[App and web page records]
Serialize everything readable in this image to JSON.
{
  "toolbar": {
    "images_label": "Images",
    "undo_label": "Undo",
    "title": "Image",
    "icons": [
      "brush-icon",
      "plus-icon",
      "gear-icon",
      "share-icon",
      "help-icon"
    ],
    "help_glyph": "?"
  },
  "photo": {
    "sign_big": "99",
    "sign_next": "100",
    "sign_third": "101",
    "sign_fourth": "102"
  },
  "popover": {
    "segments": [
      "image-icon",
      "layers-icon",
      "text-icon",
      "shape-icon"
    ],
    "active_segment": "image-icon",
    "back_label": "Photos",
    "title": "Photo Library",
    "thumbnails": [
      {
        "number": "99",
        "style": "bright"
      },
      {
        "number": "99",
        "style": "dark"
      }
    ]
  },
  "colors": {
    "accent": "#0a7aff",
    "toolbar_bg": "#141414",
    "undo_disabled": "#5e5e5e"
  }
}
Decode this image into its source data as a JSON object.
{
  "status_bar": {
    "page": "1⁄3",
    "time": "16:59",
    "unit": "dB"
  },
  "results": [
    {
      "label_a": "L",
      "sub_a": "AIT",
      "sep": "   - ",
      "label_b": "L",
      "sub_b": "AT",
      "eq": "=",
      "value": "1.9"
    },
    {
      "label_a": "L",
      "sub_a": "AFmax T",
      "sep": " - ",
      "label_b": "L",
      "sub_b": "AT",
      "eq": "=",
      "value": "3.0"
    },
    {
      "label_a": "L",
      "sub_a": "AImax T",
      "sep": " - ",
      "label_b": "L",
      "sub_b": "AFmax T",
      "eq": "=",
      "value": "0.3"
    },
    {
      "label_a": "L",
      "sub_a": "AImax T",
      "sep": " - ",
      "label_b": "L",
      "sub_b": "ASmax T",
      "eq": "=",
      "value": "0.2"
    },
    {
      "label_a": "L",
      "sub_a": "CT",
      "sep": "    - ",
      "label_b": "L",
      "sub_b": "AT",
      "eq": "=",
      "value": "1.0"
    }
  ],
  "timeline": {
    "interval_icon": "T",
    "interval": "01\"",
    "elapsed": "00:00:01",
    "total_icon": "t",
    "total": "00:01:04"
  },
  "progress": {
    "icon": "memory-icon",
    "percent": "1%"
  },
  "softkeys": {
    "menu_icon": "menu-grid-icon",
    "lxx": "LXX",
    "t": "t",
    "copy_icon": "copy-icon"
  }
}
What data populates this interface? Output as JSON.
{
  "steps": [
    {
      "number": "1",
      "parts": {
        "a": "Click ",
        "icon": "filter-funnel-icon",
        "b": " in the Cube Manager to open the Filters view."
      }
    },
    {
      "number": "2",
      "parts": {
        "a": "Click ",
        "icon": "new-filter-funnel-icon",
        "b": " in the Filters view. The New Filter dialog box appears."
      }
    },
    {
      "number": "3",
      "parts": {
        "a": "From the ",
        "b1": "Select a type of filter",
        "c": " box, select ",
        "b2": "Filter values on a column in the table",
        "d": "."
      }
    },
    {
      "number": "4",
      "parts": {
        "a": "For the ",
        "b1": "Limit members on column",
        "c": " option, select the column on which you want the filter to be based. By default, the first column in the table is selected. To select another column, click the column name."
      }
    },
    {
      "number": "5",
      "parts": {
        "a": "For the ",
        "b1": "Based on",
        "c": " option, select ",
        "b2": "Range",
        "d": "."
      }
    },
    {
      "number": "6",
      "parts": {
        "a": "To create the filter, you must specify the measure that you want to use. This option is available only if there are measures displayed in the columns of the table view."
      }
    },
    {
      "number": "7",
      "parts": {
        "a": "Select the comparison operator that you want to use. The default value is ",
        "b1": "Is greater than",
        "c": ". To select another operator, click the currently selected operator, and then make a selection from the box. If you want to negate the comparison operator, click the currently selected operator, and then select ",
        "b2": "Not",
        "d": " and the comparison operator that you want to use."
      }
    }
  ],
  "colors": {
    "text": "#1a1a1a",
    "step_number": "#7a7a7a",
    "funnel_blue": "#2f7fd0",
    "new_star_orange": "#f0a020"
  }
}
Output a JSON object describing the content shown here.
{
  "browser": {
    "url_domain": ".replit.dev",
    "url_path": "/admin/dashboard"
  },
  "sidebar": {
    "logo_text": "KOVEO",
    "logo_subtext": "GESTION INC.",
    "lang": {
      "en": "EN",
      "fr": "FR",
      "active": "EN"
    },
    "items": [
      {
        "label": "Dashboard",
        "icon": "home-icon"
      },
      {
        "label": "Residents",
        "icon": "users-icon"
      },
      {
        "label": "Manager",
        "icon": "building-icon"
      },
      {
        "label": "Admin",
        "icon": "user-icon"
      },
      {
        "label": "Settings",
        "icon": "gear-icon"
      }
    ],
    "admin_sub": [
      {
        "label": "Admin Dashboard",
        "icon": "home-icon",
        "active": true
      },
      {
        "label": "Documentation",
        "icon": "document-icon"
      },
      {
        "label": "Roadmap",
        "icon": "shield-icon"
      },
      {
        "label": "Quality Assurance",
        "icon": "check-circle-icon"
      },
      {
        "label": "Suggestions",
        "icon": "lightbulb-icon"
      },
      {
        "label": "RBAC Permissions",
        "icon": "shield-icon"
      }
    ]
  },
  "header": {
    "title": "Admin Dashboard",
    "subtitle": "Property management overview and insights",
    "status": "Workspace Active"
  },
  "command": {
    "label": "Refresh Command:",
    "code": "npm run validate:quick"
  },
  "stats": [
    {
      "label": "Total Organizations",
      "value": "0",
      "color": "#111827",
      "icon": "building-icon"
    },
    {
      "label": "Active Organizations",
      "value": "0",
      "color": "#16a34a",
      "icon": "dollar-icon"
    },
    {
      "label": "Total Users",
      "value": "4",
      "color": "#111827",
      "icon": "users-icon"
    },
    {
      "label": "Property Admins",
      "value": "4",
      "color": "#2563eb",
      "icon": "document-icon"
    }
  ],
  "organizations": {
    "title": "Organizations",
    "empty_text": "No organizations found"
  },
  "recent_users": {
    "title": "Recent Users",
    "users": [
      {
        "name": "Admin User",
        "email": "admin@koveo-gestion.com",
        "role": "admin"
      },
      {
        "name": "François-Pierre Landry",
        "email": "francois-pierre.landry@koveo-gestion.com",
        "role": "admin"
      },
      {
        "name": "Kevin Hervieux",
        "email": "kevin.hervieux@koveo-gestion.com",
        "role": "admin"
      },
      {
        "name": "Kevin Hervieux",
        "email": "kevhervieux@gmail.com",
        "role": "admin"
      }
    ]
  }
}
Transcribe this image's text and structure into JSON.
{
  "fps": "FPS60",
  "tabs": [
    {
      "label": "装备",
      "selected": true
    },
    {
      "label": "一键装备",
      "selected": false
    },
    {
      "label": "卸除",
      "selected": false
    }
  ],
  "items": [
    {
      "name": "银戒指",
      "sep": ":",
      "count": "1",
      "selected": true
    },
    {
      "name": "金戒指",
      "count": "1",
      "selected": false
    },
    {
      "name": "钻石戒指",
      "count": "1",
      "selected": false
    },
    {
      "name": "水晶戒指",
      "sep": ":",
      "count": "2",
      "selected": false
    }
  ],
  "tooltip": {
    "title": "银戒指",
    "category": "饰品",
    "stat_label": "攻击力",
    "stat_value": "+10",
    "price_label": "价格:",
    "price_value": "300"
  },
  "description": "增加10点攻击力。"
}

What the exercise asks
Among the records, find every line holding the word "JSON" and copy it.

Result
Serialize everything readable in this image to JSON.
Decode this image into its source data as a JSON object.
What data populates this interface? Output as JSON.
Output a JSON object describing the content shown here.
Transcribe this image's text and structure into JSON.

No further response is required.